Square Peg Capital also returned as an investor in this Series C round, after it led the B round, and a consortium of other investors contributed money. Former Prime Minister Malcolm Turnbull and his wife Lucy are also investors in HealthMatch.
Ms Gunawardena said the funding will be sufficient for at least 18 months, when we hope that market sentiment will recover.
“A few months ago, like many startups, we had to face a correction in the market and adapt to the changing environment, but our mission has not changed. We are still trying to solve a really big problem, and closing this funding allows us to focus on that,” she said.
“We are building a sustainable company, and the biggest change has been to prioritize working with a smaller team.
“We’ve been fortunate to have our existing investors come back, because I’ve noticed a change in the funding environment and how quickly there are a lot of pens, and investors are changing their expectations of what they want.”
Ms Gunawardena declined to say whether it had received a valuation in the current round, or whether it had maintained or increased its previous value, but said she was pleased with where it had fallen in current market conditions.
When you are He wrote to his investors in July Before the current funding round, Square Peg listed its 18.2 percent stake in HealthMatch at $11.1 million, although Ms. Gunawardena rejected the suggestion that this valued her company at $60.9 million.
Last week, Alistair Coleman, a partner at Folklore Ventures, lamented on social media about the emergence of predatory venture capital behavior in recent months, including investors behaving like CEOs, preferred stocks diluting the founder’s potential returns and funding attempts. That was aborted to return again on preferential terms. .
He said his fund had invested again because it remained as committed to Ms. Gunawardena’s vision as it had been in 2017.
“In just a few years, HealthMatch has demonstrated the importance of its global mission, showing the world that a patient-centered approach to solving a fundamental problem in the life sciences is&“D can be beneficial for both patients and clinicians,” said Mr. Coleman.

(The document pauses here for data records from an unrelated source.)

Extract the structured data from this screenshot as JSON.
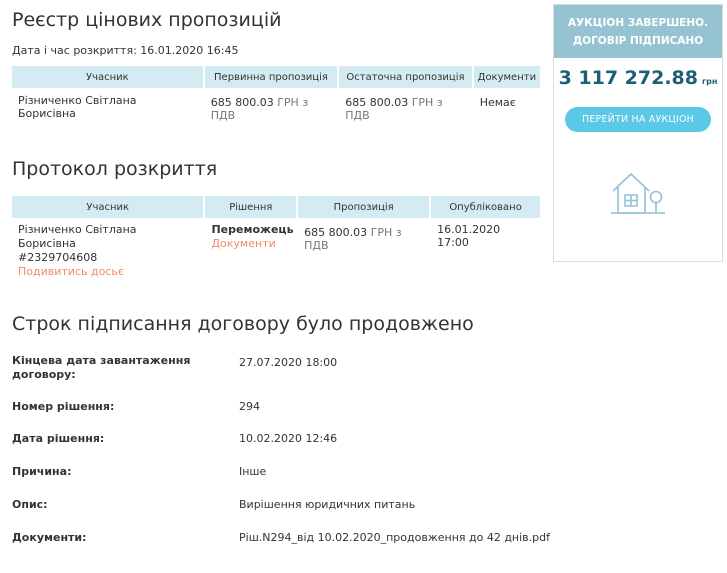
{
  "registry": {
    "title": "Реєстр цінових пропозицій",
    "opened_label": "Дата і час розкриття:",
    "opened_value": "16.01.2020 16:45",
    "headers": [
      "Учасник",
      "Первинна пропозиція",
      "Остаточна пропозиція",
      "Документи"
    ],
    "row": {
      "participant": "Різниченко Світлана Борисівна",
      "initial_amount": "685 800.03",
      "initial_unit": "ГРН з ПДВ",
      "final_amount": "685 800.03",
      "final_unit": "ГРН з ПДВ",
      "documents": "Немає"
    }
  },
  "protocol": {
    "title": "Протокол розкриття",
    "headers": [
      "Учасник",
      "Рішення",
      "Пропозиція",
      "Опубліковано"
    ],
    "row": {
      "participant": "Різниченко Світлана Борисівна",
      "participant_id": "#2329704608",
      "dossier_link": "Подивитись досьє",
      "decision": "Переможець",
      "decision_docs": "Документи",
      "amount": "685 800.03",
      "unit": "ГРН з ПДВ",
      "published": "16.01.2020 17:00"
    }
  },
  "extension": {
    "title": "Строк підписання договору було продовжено",
    "rows": [
      {
        "label": "Кінцева дата завантаження договору:",
        "value": "27.07.2020 18:00"
      },
      {
        "label": "Номер рішення:",
        "value": "294"
      },
      {
        "label": "Дата рішення:",
        "value": "10.02.2020 12:46"
      },
      {
        "label": "Причина:",
        "value": "Інше"
      },
      {
        "label": "Опис:",
        "value": "Вирішення юридичних питань"
      },
      {
        "label": "Документи:",
        "value": "Ріш.N294_від 10.02.2020_продовження до 42 днів.pdf"
      }
    ]
  },
  "sidebar": {
    "status_line1": "АУКЦІОН ЗАВЕРШЕНО.",
    "status_line2": "ДОГОВІР ПІДПИСАНО",
    "amount": "3 117 272.88",
    "currency": "грн",
    "button_label": "ПЕРЕЙТИ НА АУКЦІОН",
    "icon": "house-icon"
  },
  "colors": {
    "header_bg": "#d4ebf4",
    "status_bg": "#96c3d2",
    "button_bg": "#5bc8e8",
    "link": "#f08a6c",
    "amount": "#1d5f73"
  }
}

Since its launch in the US last October, HealthMatch has been logging 100,000 new user registrations per month, a much faster rate than Australia. Gunawardena has attributed this rapid growth rate to a lack of Medicare-style access to major health care and drug providers, particularly in diverse and underserved communities.
She said HealthMatch has been working with global drug companies including Roche and AbbVie & Boehringer Ingelheim as well as emerging biotechnology companies such as Imugene & Notable ex-contract research organizations to provide patients with their experiences.
One outcome of the funding round is to enable HealthMatch to recruit more employees in the US and Australia, and to further develop its platform. Targeting 10 million users, it aims to gain more beta sites in the US as well as the initial 800 sites that have been secured.
As part of a rethink of its recent strategy, it has scaled back work on some long-term plans, related to data products to be sold to the healthcare industry, in favor of focusing on its core business.
“We are planning to expand our team and hiring in this new strategy, and a new chapter for the company,” said Ms. Gunawardena.
“We really welcome the opportunity to rehire some of those employees who have left if they want to join, but we will do so in a calculated way.
“Obviously staffing across the industry is a bit more volatile, but we have the capital, we are solving an important problem, and we are making real progress. So we will build the team again, and we will focus on the areas that we need.”